clock menu more-arrow no yes

Filed under:

LOL the Giants split the series

New, 10 comments

That was unexpected.

San Francisco Giants v Los Angeles Dodgers Photo by Katelyn Mulcahy/Getty Images

The San Francisco Giants and Los Angeles Dodgers opened the season by playing 36 innings of baseball.

If baseball games were 36 innings long, the Giants would have lost one game 22-10.

If baseball games were one inning long, the Giants would have won seven games, lost 12, and tied 17. And that’s with the Dodgers not getting to bat in two of those innings.

But baseball is a nine-inning game, and as a result the Giants split the series with the Dodgers.

And you’ll find complaints from no one. Except the Dodgers and their fans. They’ll be complaining. Which is cool.


It’s hard to overstate how big it was to split the series, if you’re at all invested in the Giants making the postseason this year. That series was one-fifteenth of the season, and it’s one-fifteenth that you cross off when the schedule comes out. The Dodgers are probably the best team in baseball, and they’re certainly the best team in the National League, and the Giants split a road series against them.

Did they deserve it? Hell no. But if baseball were about what teams deserve, they’d play 162 games instead of 60.


Darin Ruf was a great story just by making the team, and he starred on Sunday. He hasn’t shown the power that he flexed repeatedly in Spring Training, but he had two singles, a walk, and an RBI. He also stole a base, and did this:

The power will likely show up eventually, but the contact and walks and defense will be necessary if he wants to be a quality player.
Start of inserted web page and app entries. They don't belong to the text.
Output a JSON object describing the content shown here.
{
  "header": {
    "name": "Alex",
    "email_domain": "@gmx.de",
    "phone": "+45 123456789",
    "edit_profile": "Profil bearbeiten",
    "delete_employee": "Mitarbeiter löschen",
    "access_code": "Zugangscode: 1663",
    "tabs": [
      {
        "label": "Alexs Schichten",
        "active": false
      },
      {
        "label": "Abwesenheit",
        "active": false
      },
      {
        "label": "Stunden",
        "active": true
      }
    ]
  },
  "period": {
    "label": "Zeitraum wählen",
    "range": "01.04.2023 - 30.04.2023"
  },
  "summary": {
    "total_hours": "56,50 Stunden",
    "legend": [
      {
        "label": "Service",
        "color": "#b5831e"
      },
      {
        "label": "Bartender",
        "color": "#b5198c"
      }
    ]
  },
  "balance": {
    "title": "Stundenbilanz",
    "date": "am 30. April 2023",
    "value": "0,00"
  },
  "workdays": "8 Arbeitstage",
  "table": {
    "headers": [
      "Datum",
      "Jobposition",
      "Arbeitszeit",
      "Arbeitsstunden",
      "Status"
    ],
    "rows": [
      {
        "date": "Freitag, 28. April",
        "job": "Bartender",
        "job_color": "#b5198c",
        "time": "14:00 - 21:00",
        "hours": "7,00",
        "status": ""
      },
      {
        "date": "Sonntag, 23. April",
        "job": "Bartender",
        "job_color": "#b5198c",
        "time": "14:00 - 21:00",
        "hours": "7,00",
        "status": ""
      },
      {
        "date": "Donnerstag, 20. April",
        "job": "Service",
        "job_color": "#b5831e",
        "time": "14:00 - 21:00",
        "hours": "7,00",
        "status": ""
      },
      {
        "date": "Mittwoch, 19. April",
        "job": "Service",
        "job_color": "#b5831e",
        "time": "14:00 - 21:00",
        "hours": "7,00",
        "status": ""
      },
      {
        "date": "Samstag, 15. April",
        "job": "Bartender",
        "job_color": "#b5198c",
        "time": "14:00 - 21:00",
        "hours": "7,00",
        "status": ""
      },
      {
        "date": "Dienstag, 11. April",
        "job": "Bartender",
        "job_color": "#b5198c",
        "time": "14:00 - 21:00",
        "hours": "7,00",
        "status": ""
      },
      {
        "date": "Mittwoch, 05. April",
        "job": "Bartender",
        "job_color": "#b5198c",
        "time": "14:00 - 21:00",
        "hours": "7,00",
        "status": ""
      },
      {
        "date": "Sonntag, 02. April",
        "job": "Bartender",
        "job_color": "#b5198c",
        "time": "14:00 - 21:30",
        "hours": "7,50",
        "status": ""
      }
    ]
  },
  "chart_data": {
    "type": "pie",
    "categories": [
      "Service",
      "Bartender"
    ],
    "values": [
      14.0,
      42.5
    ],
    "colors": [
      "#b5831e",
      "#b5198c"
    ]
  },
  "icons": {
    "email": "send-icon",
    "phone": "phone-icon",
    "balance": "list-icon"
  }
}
Mauricio Dubón is on the board! After opening the season 0-10, Dubón got an infield single in his first at-bat on Sunday. He was fully laughing, which felt like a good sign. He’d be forgiven for stressing, but he didn’t seem to be.

He also had an RBI single that gave the Giants an insurance run, and even though they won 3-1, that insurance run still felt vital.


Drew Smyly was pretty decent in his first start, going 3.1 innings and allowing 4 hits, 1 walk, and 1 earned run, while striking out 2. His curveball was splendid at times, but he was also getting hit hard. Getting hit hard was a theme on both sides — hard-hit balls just found gloves time and time again.

For the first time this year, the bullpen was glistening. The relievers combined for 5.2 shutout innings, giving up just 3 hits and 2 walks in the process.

Rico Garcia and Tyler Rogers were a part of that, giving them three appearances each in the series. I think it’s safe to say what category of reliever Gabe Kapler sees them as being. Shaun Anderson also made an appearance and he was phenomenal.

Trevor Gott was again tasked with getting the save with a 2-run lead, and he again gave up an extra-base hit to the first batter before settling down to get through it.


Poor Brandon Crawford. He smoked the ball a few times, and could not find a hole in the grass or dirt to save his life. After an ugly 2019, Crawford’s getting BABIP’d to death, and I imagine that’s mighty frustrating.


Pablo Sandoval had two plate appearances off the bench. The first came from the left side, and he slapped an opposite-field single on the first pitch. The second came from the right side, and he worked an 11-pitch walk, because of course he did. This season is emphatically drunk.


Somehow we still never saw Jeff Samardzija, and I have no clue what to make of that situation.

Update: The situation has been clarified.


The Giants may not make the postseason. They may not even get close. But splitting a series against the Dodgers is a darn good first step.

I’ll allow it. We’ll all allow it.